## Exercise
Return each line of the data below that contains the string "Seller".

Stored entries

--

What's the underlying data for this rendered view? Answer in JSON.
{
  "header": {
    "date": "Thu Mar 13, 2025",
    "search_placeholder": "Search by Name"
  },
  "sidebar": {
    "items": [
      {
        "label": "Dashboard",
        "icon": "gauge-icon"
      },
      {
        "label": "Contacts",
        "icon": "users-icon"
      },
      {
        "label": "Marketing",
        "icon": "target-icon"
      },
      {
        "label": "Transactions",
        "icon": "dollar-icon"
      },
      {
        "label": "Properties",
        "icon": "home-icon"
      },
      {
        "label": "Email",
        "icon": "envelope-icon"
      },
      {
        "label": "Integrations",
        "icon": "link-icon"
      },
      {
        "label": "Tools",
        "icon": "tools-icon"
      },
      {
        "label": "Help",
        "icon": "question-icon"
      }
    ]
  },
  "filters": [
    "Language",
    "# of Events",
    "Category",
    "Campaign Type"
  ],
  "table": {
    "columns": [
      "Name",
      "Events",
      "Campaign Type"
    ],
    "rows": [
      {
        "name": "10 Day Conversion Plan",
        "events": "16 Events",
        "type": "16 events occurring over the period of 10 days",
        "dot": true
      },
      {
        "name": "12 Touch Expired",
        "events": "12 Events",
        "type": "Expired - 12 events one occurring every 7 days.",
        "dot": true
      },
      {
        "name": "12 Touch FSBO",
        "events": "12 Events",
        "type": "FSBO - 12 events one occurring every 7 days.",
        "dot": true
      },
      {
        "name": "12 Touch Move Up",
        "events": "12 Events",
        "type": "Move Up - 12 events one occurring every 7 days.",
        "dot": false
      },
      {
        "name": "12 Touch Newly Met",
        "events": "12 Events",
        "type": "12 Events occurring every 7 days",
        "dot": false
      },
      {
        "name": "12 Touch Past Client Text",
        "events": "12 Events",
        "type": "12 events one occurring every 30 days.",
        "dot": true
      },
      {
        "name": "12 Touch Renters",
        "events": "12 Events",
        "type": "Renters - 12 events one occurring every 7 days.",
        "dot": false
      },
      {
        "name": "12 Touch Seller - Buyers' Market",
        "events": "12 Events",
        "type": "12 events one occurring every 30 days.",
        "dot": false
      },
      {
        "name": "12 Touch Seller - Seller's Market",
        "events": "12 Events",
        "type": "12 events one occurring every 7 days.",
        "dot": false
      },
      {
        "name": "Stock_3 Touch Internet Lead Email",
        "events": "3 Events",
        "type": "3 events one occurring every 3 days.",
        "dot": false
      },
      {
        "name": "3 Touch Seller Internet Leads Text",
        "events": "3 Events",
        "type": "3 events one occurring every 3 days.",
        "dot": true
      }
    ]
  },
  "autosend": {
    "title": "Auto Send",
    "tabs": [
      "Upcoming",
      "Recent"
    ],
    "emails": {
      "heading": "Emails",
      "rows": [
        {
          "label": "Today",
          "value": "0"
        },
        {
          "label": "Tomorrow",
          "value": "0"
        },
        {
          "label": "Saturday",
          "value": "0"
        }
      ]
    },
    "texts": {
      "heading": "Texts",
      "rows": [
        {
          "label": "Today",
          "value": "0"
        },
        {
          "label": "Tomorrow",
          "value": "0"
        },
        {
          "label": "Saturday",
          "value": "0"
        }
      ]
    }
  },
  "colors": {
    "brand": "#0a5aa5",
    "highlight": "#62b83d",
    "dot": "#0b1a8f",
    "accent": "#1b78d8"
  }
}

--

## The answer
        "name": "12 Touch Seller - Buyers' Market",
        "name": "12 Touch Seller - Seller's Market",
        "name": "3 Touch Seller Internet Leads Text",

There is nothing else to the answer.